R. A. Kumara, A. Konno, Stability of the SnO2/MgO dye-sensitized photoelectrochemical solar cell, Solar Energy Materials and Solar Cells, 2007, 91, 544-547.

[60] P. Balaya, J. Jamnik, J. Fleig, J. Maier, Mesoscopic electrical conduction in nanocrystalline SrTiO3, Applied Physics Letters, 2006, 88.

[61] B. Tan, E. Toman, Y. Li, Y. Wu, Zinc stannate (Zn2SnO4) dye sensitized solar cells, Journal of the American Ceramic Society, 2007, 129, 4162-4163.

[62] J. M. Macak, H. Tsuchiya, A. Ghicov, P. Schmuki, Dye-sensitized anodic TiO2

nanotubes, Electrochemistry communications, 2005, 7, 1133-1137.


[63] J. H. Park, T. W. Lee, M. G. Kang, Growth, detachment and transfer of highly-ordered TiO2 nanotube arrays: use in dye-sensitized solar cells, Chemical Communications, 2008, 25, 2867-2869.

[64] K. Zhu, N. R. Neale, A. Miedaner, A. J. Frank, Enhanced charge-collection efficiencies and light scattering in dye-sensitized solar cells using oriented TiO2

nanotube arrays, Nano Letters, 2007, 7, 69-74.

[65] J. Jiu, S. Isoda, F. Wang, M. Adachi, Dye-sensitized solar cells based on a single-crystalline TiO2 nanorod film, The Journal of Physical Chemistry B, 2006, 110, 2087-2092.

[66] B. Liu, E. S. Aydil, Growth of oriented single-crystalline rutile TiO2 nanorods on transparent conducting substrates for dye-sensitized solar cells, Journal of the American Chemical Society, 2009, 131, 3985-3990.

[67] H. Wang, M. Liu, M. Zhang, P. Wang, H. Miura, Y. Cheng, J. Bell, Kinetics of electron recombination of dye-sensitized solar cells based on TiO2 nanorods arrays sensitized with different dyes, Physical Chemistry Chemical Physics, 2011, 13, 28, 17359-17366.

[68] E. Enache-Pommer, J. E. Boercker, E. S. Aydil, Electron transport and recombination in polycrystalline TiO2 nanowire dye-sensitized solar cells, Applied Physics Letters, 2007, 91, 123116.

[69] X. Feng, K. Zhu, A. J. Frank, C. A. Grimes, T. E. Mallouk, Rapid charge transport in dye-sensitized solar cells made from vertically aligned single-crystal rutile TiO2

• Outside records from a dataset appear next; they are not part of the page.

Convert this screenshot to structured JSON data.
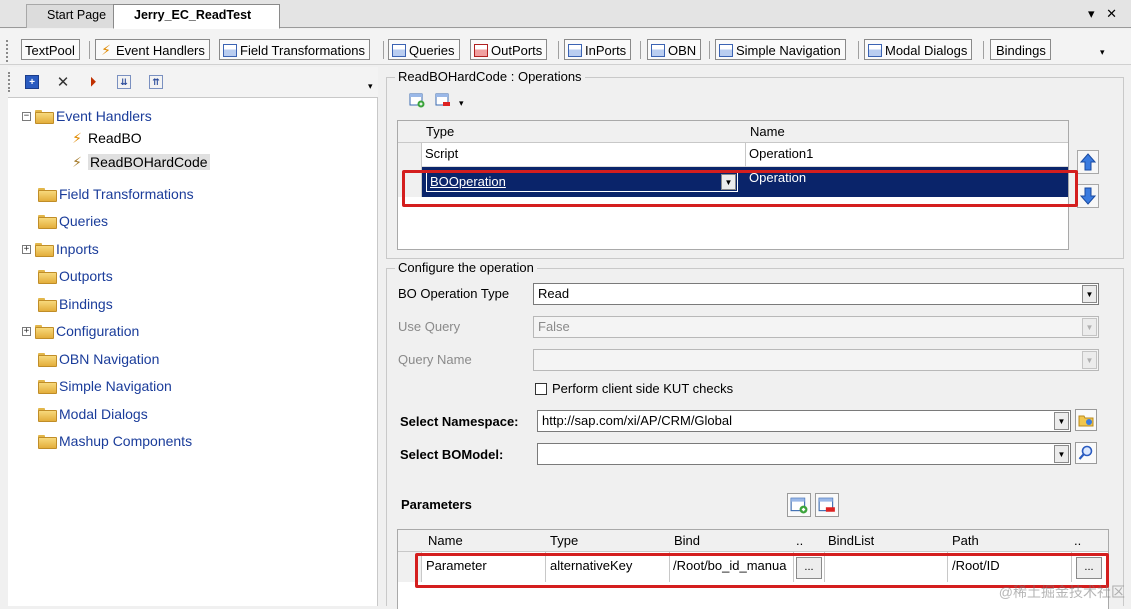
{
  "doc_tabs": {
    "start": "Start Page",
    "active": "Jerry_EC_ReadTest",
    "controls": "▾ ✕"
  },
  "toolbar": {
    "buttons": [
      "TextPool",
      "Event Handlers",
      "Field Transformations",
      "Queries",
      "OutPorts",
      "InPorts",
      "OBN",
      "Simple Navigation",
      "Modal Dialogs",
      "Bindings"
    ]
  },
  "tree": {
    "items": [
      {
        "label": "Event Handlers"
      },
      {
        "label": "ReadBO"
      },
      {
        "label": "ReadBOHardCode"
      },
      {
        "label": "Field Transformations"
      },
      {
        "label": "Queries"
      },
      {
        "label": "Inports"
      },
      {
        "label": "Outports"
      },
      {
        "label": "Bindings"
      },
      {
        "label": "Configuration"
      },
      {
        "label": "OBN Navigation"
      },
      {
        "label": "Simple Navigation"
      },
      {
        "label": "Modal Dialogs"
      },
      {
        "label": "Mashup Components"
      }
    ]
  },
  "operations": {
    "title": "ReadBOHardCode : Operations",
    "columns": {
      "type": "Type",
      "name": "Name"
    },
    "rows": [
      {
        "type": "Script",
        "name": "Operation1"
      },
      {
        "type": "BOOperation",
        "name": "Operation"
      }
    ]
  },
  "configure": {
    "title": "Configure the operation",
    "bo_operation_type_label": "BO Operation Type",
    "bo_operation_type_value": "Read",
    "use_query_label": "Use Query",
    "use_query_value": "False",
    "query_name_label": "Query Name",
    "query_name_value": "",
    "kut_checkbox_label": "Perform client side KUT checks",
    "namespace_label": "Select Namespace:",
    "namespace_value": "http://sap.com/xi/AP/CRM/Global",
    "bomodel_label": "Select BOModel:",
    "bomodel_value": ""
  },
  "parameters": {
    "title": "Parameters",
    "columns": {
      "name": "Name",
      "type": "Type",
      "bind": "Bind",
      "dots1": "..",
      "bindlist": "BindList",
      "path": "Path",
      "dots2": ".."
    },
    "rows": [
      {
        "name": "Parameter",
        "type": "alternativeKey",
        "bind": "/Root/bo_id_manua",
        "bind_btn": "...",
        "bindlist": "",
        "path": "/Root/ID",
        "path_btn": "..."
      }
    ]
  },
  "watermark": "@稀土掘金技术社区",
  "colors": {
    "selection": "#0a246a",
    "highlight_box": "#d41e1e",
    "tree_text": "#1a3c9a"
  }
}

nanowires, Angewandte Chemie International Edition, 2012, 51, 2727-2730.

[70] J. Y. Liao, B. X. Lei, H. Y. Chen, D. B. Kuang, C. Y. Su, Oriented hierarchical single crystalline anatase TiO2 nanowire arrays on Ti-foil substrate for efficient flexible dye-sensitized solar cells, Energy and Environmental Science, 2012, 5, 5750-5757.

[71] J. W. Shiu, C. M. Lan, Y. C. Chang, H. P. Wu, W. K. Huang, E. W. Diau, Size-controlled anatase titania single crystals with octahedron-like morphology for dye-sensitized solar cells, ACS Nano, 2012, 6, 10862-10873.

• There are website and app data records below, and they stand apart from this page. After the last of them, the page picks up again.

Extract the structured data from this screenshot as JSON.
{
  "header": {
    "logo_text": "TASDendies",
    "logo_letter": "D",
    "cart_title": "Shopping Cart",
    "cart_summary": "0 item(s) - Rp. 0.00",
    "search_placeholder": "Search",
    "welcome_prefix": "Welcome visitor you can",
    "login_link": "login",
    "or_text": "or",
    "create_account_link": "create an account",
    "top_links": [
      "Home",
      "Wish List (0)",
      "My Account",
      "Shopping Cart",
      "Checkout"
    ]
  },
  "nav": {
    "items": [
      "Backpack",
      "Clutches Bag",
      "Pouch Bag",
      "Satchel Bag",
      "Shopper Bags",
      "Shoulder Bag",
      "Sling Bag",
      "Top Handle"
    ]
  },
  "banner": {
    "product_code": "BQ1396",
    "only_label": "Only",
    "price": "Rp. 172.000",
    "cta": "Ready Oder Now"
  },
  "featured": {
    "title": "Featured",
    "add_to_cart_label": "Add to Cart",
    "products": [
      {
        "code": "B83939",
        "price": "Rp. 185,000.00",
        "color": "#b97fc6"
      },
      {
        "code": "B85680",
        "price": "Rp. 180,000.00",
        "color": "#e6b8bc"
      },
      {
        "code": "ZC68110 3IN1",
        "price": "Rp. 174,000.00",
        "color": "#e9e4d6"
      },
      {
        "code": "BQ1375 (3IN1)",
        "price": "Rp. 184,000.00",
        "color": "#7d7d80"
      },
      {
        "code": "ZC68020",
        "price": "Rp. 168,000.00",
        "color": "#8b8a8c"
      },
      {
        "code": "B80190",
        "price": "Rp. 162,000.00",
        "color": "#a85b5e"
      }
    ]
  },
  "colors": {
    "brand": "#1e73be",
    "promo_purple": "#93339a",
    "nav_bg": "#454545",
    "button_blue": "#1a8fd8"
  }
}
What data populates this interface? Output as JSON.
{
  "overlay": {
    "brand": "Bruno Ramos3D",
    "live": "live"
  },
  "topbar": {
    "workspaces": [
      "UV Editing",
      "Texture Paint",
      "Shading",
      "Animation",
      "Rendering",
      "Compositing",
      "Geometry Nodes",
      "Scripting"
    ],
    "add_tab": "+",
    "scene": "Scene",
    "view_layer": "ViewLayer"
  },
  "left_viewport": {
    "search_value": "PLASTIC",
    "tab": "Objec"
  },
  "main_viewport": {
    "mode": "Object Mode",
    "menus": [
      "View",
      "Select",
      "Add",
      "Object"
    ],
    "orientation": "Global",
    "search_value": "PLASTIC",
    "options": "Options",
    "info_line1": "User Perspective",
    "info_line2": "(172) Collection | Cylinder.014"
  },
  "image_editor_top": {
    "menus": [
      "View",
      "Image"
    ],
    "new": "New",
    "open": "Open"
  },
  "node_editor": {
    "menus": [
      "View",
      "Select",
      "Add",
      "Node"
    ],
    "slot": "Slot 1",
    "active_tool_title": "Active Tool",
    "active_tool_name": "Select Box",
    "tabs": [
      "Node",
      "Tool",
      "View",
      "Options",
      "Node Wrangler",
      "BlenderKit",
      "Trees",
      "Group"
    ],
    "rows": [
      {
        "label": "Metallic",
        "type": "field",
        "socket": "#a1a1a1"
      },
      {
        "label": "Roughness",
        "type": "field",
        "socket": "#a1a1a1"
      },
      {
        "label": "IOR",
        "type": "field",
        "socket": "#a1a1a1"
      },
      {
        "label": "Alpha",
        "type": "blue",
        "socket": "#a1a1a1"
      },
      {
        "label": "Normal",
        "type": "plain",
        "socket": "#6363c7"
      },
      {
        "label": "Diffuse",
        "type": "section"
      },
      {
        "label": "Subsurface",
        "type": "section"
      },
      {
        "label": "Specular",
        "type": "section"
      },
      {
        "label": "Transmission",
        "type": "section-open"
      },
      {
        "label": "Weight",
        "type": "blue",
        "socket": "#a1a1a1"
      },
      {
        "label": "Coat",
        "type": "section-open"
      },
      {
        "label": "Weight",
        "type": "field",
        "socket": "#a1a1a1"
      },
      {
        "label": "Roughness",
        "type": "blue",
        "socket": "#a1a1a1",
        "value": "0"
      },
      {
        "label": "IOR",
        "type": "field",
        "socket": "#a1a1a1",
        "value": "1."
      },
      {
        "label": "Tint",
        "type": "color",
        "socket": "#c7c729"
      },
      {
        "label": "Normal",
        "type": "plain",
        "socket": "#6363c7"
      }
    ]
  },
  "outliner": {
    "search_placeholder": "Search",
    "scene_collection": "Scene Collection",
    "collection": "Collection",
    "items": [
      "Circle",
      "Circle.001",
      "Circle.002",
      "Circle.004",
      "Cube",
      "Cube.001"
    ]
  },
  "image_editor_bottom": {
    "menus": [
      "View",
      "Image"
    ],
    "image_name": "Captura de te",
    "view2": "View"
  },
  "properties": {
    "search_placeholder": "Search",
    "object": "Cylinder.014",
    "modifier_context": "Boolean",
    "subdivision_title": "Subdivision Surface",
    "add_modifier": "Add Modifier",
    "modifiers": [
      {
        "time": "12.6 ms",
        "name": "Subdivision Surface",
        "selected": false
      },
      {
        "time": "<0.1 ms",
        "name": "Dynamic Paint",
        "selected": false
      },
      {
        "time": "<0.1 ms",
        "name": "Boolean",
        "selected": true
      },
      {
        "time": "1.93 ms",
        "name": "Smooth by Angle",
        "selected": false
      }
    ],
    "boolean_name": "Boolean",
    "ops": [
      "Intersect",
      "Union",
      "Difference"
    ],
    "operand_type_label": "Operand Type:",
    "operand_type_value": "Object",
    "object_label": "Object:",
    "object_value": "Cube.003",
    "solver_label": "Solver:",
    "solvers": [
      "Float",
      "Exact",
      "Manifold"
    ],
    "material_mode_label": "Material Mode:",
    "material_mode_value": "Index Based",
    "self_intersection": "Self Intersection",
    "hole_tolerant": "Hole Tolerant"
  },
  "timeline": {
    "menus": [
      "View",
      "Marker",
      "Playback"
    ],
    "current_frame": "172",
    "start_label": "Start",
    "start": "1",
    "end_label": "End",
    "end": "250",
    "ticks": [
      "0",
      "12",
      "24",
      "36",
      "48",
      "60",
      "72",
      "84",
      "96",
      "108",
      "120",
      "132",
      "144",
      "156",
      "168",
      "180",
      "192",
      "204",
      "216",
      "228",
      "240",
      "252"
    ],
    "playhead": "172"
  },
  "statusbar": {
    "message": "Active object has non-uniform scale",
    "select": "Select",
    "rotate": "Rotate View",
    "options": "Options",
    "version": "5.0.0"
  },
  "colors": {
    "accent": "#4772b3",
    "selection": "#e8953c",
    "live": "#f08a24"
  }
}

[72] E. J. W. Crossland, N. Noel, V. Sivaram, T. Leijtens, J. Alexander-Webber, H. J.

Snaith, Mesoporous TiO2 single crystals delivering enhanced mobility and optoelectronic device performance, Nature, 2013, 495, 215-219.

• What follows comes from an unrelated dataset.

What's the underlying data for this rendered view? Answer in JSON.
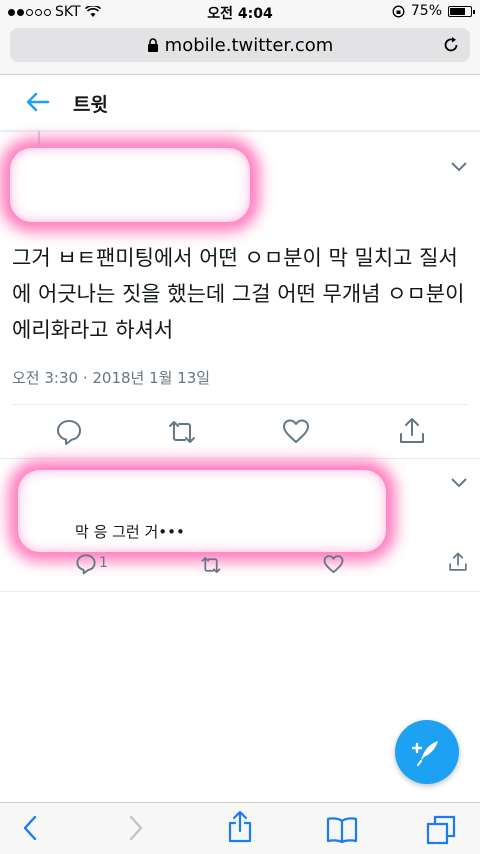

[73] T. H. Meen, C. J. Huang, Y. W. Chen, L. W. Ji, C. C. Diao, H. H. Chung, Study of different TiO2 electrode structures on Dye-Sensitized Solar Cell, Key Engineering Materials, 2008, 368-372, 1716-1719.